In 1930s, Germany saw the rise of Adolf Hitler as the most powerful leader. Once in power, Hitler moved quickly to derail the country’s democracy. He convinced his cabinet to invoke emergency clauses of the constitution that suspended an individual’s freedom of press, speech, and assembly. By 1933, the Nazis began putting into practice their ideology of racial supremacy. And it is amidst this backdrop that Turkish author Ayse Kulin bases her historical fiction Without a Country which spans across four generations, from the 1930s to present day when their adopted country is also undergoing massive changes.
The novel, translated from Turkish by Kenneth Dakan, begins with a German pathologist fleeing the country with his family once he learns that living there is no longer safe because they are Jewish. He eventually finds employment in Turkey where universities and hospitals welcome the likes of him as valuable assets to build the country. Kulin who conceived the plot from a personal account says,“The German professors when they first came to Turkey, needed interpreters during their lectures. Since my father had obtained his masters degree in Berlin, he was fluent in German and was often called in to translate the engineering lessons. He spoke very highly of these remarkable men who raised the bar in all aspects of knowledge. The time had come for me to tell their story and also create an awareness of how authoritarian regimes take over and tend to stay forever if the public is not alert enough.”
In an era where fiction is often misconstrued as facts, the most challenging aspect of the novel was the background research. “Research is definitely essential for historical fiction even though the fiction writer has a right to deviate from the facts. Here at home, such deviations might be taken as historical facts, so I researched thoroughly. I based the first chapter of my book on the true story of Prof. Shcwartz fleeing Germany, but changed his name to Schilimann so that I could fictionalise him. Once he was in Istanbul, what ever I wrote about Schlimann and his family is fiction. Only the oppressions of Hitler’s regime and of what happened between the Turkish and German professors are factual,” says the author who based her research on several historical documents. “I read the autobiography of Prof. Hirch, another book on Reshid Galip, the Education Minister who conducted the meetings with the German professors. Apart from these, I also read The Nazi Seizure of Power by W.A. Sheridan, Exile Under The Cresent by Faruk Sen, Homeless by H. Celikbudak and also glimpsed through the biographies of some other German professors discharged from their chairs by Hitler.

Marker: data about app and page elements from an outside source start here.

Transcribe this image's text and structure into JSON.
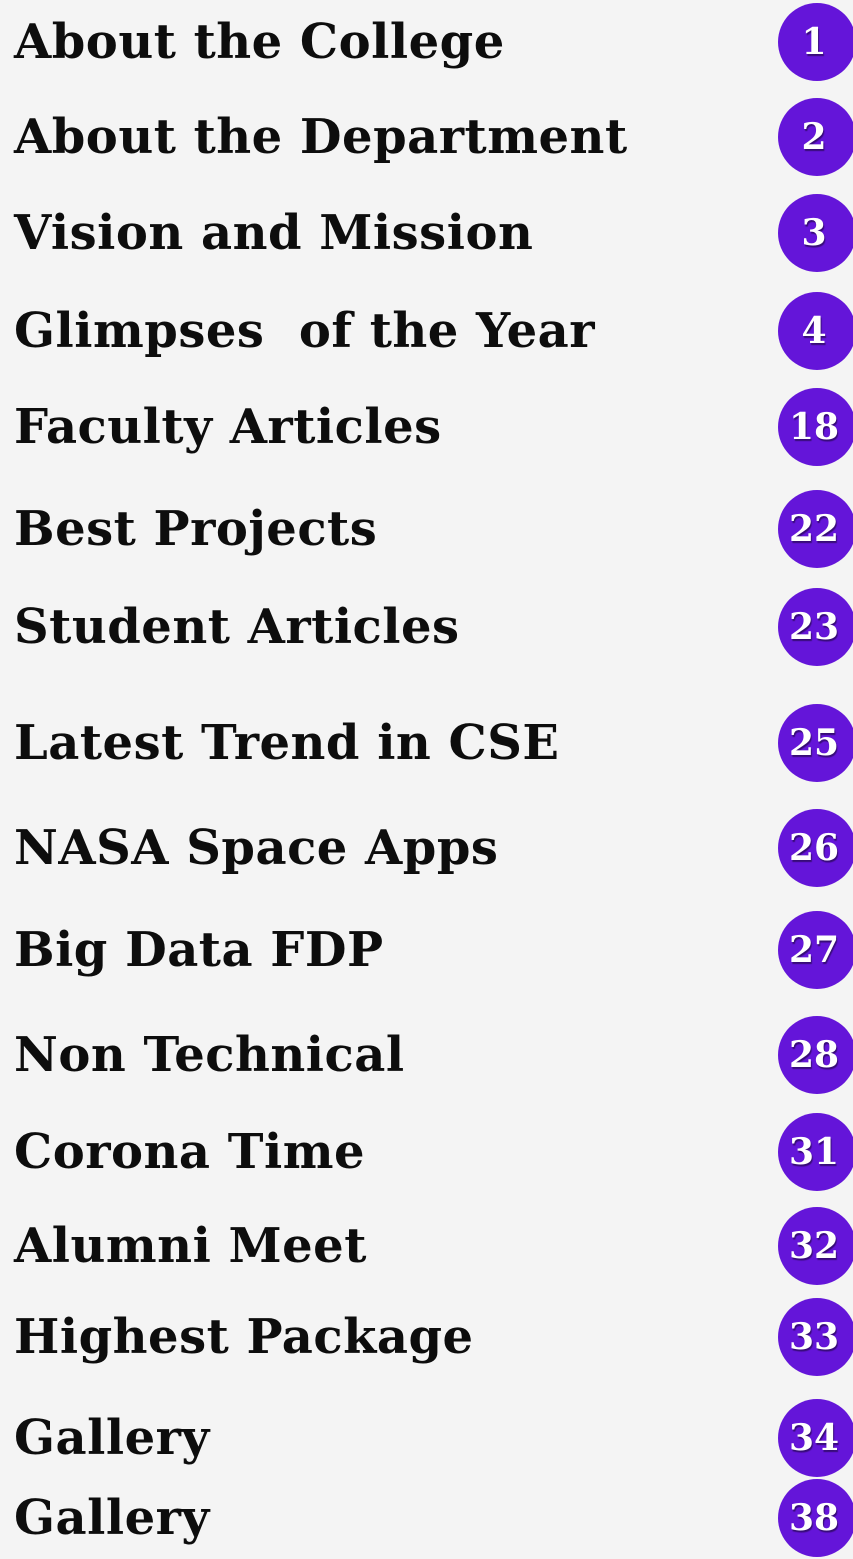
{
  "toc": {
    "items": [
      {
        "title": "About the College",
        "page": "1"
      },
      {
        "title": "About the Department",
        "page": "2"
      },
      {
        "title": "Vision and Mission",
        "page": "3"
      },
      {
        "title": "Glimpses  of the Year",
        "page": "4"
      },
      {
        "title": "Faculty Articles",
        "page": "18"
      },
      {
        "title": "Best Projects",
        "page": "22"
      },
      {
        "title": "Student Articles",
        "page": "23"
      },
      {
        "title": "Latest Trend in CSE",
        "page": "25"
      },
      {
        "title": "NASA Space Apps",
        "page": "26"
      },
      {
        "title": "Big Data FDP",
        "page": "27"
      },
      {
        "title": "Non Technical",
        "page": "28"
      },
      {
        "title": "Corona Time",
        "page": "31"
      },
      {
        "title": "Alumni Meet",
        "page": "32"
      },
      {
        "title": "Highest Package",
        "page": "33"
      },
      {
        "title": "Gallery",
        "page": "34"
      },
      {
        "title": "Gallery",
        "page": "38"
      }
    ]
  },
  "colors": {
    "background": "#f4f4f4",
    "text": "#0d0d0d",
    "badge": "#6415d9",
    "badge_text": "#ffffff"
  }
}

But Hitler’s loss was Turkey’s gain and these professors paved the way for their students to become excellent medical doctors, men of law, economists, scientists, musicians, among others.”
Also woven into this entire multi-generational family saga is theme of belonging and identity. While Schilimann searches for an identity in his adoptive country, his Turkish-Muslim great-granddaughter is confronted by prejudice for her Jewish ancestors and is forced to leave her homeland because of it. “Early Ottomans in their successful years were very lenient with subjects of different religions and races. As they started losing power, their tolerance decreased. This is also what happened during the era of the Turkish Republic. As problems arose, racism and religious fanaticism increased accordingly. And it continues to happen today. We had never been so fanatically religious or militant,” feels Kulin.
Much of the narrative progresses through the eyes of Suzzane, Schilimann’s daughter as she encounters the golden era till the curve drops, “thanks to underground organisations which are backed up by those who prefer a non- thinking but abiding Turkey”. “Suzi’s life covers four generations and through her eyes we witness the ups and downs of the social and political life of the Turkish society. Life here is full of strife with military revolutions every 10 years and various other uprisings. Suzi goes through rough days unscarred and survives like most of us. She, I believe, reflects the typical middle class educated Turkish woman who is intelligent enough to know what is happening but unable to change the circumstances because she again knows that no change is possible without loss. At her age, loss is no cure,” concludes Kulin.